Vaccinations save generations

Vaccines become necessity to combat contagious disease


Marion Krowczyk

Art by Marion Krowczyk

Vaccines are common in our world today. They both protect us from disease and prevent future diseases from infecting us. Young children receive many vaccines to protect them from the flu, measles, and other illnesses. Vaccines have been developed for many years to prevent such diseases; however, debate has been circulating as to whether vaccines are beneficial. So, are vaccines beneficial, and are they worth it?

Yes, vaccines are beneficial because they protect all people. Polio and the measles can cause brain damage and paralysis, two experiences no one should experience. Other diseases, like influenza, mutate and have new strains every year. The flu causes millions of deaths and infections a year and vaccines have the power to make change In a society so bent for vaccines, most of the population does not even question their effectiveness.

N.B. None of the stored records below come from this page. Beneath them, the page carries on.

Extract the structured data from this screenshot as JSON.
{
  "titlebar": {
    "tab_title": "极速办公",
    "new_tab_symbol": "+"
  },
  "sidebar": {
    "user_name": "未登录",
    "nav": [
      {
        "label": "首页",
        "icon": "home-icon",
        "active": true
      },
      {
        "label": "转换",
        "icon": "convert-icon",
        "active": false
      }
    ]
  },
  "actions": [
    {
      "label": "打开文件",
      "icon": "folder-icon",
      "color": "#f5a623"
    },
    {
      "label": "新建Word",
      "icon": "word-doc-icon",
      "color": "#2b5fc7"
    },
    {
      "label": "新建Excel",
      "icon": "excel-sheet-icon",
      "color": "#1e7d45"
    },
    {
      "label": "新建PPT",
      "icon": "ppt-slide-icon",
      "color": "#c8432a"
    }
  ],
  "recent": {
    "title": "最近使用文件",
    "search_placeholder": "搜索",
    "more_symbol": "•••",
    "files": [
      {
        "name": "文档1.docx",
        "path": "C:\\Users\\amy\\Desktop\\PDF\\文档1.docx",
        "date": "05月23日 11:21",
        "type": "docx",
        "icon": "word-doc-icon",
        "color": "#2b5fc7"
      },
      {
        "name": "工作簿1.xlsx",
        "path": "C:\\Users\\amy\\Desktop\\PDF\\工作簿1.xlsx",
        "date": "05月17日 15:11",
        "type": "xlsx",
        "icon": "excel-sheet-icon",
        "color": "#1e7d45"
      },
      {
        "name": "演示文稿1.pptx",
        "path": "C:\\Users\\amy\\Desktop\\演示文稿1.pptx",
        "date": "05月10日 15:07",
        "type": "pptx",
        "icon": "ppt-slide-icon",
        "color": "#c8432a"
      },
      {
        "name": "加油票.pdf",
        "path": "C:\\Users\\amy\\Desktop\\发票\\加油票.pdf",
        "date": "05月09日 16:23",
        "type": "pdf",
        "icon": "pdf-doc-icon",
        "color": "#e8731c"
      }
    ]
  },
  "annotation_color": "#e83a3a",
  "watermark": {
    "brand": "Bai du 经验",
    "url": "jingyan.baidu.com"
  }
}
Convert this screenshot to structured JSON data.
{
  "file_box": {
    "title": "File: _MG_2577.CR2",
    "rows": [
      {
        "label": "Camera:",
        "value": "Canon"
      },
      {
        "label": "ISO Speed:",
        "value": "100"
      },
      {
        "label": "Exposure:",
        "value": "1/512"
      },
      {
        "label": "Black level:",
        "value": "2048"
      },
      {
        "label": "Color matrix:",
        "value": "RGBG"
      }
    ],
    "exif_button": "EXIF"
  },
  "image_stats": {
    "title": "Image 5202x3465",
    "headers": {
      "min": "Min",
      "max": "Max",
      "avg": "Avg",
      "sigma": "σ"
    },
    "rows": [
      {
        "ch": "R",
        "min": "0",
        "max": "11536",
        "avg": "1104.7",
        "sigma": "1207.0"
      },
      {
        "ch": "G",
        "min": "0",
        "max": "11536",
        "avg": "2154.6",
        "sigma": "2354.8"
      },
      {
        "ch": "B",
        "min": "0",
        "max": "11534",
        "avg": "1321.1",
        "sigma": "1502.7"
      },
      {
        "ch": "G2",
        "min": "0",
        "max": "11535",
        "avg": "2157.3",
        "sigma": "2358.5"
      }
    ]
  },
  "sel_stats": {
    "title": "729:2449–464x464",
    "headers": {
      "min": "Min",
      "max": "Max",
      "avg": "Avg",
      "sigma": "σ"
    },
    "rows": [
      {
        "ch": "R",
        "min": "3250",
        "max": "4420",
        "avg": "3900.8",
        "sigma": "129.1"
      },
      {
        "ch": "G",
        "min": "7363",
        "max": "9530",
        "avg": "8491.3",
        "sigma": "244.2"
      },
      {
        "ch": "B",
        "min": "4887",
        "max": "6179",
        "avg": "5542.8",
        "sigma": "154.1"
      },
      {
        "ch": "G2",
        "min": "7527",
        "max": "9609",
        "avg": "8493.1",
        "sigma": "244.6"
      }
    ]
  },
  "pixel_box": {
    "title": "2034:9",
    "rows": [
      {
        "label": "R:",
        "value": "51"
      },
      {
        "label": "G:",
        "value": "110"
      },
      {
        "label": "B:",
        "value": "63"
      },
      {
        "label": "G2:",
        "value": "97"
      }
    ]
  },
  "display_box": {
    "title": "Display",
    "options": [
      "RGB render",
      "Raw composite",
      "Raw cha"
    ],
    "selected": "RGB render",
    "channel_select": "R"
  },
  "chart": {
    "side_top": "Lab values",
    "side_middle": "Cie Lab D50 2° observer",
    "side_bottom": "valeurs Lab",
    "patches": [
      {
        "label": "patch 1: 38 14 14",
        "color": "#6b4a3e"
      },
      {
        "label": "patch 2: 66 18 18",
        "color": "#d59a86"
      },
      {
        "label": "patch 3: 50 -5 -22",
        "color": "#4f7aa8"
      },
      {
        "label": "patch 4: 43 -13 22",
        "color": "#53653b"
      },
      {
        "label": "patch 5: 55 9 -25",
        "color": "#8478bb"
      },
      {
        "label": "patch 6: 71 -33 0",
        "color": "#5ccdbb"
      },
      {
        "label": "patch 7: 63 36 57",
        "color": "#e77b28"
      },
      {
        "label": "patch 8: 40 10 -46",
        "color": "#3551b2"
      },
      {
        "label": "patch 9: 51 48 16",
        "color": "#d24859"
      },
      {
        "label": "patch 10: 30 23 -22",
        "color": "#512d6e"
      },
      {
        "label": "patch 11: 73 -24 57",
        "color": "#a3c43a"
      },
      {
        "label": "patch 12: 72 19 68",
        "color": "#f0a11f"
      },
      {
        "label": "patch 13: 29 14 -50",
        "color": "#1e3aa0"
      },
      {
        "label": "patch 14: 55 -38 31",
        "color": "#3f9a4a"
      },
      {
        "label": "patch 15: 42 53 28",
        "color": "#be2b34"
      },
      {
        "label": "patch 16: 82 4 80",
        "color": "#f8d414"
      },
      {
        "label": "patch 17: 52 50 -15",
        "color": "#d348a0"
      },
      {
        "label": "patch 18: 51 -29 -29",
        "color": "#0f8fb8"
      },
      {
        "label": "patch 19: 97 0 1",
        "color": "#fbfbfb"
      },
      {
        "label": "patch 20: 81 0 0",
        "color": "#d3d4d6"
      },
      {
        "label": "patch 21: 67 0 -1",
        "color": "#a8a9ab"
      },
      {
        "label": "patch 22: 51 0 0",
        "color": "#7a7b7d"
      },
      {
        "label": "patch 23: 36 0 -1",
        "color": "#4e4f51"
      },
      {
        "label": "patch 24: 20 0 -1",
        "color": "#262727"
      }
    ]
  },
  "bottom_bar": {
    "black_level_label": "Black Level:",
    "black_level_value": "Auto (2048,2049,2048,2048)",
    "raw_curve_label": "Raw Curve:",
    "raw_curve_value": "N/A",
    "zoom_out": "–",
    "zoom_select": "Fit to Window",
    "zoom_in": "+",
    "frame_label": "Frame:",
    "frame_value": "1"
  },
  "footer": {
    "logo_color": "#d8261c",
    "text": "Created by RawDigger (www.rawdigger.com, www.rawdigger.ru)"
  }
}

However, a new movement has recently started with parents refusing to vaccinate their children. They fear injecting diseases into their children could induce side effects and hurt their child. Although their reasons are perceptible, they are not valid enough. Preventing vaccination is not beneficial to children’s health. Many diseases have no cure except through being prevented by vaccines. Further, unvaccinated children pose a health risk to other children and human beings, whether vaccinated or unvaccinated. Most of all, vaccines save lives. I know that some organizations require tetanus vaccines to prevent the spread the disease tetanus, which can be deadly to the human body. The flu vaccine prevents many deaths a year from the influenza disease. The polio vaccine reduced the polio virus from being a widespread disease to being only a minor one with hundreds of less cases.

Vaccines are necessary for the survival of human beings from epidemics that can hurt the human race. Vaccines are only meant to help against a disease from being as widespread as something like the bubonic plague. Although some may debate that vaccines are detrimental to human health or that vaccines contain unknown substances that may eventually hurt us, one cannot deny the benefits to vaccines.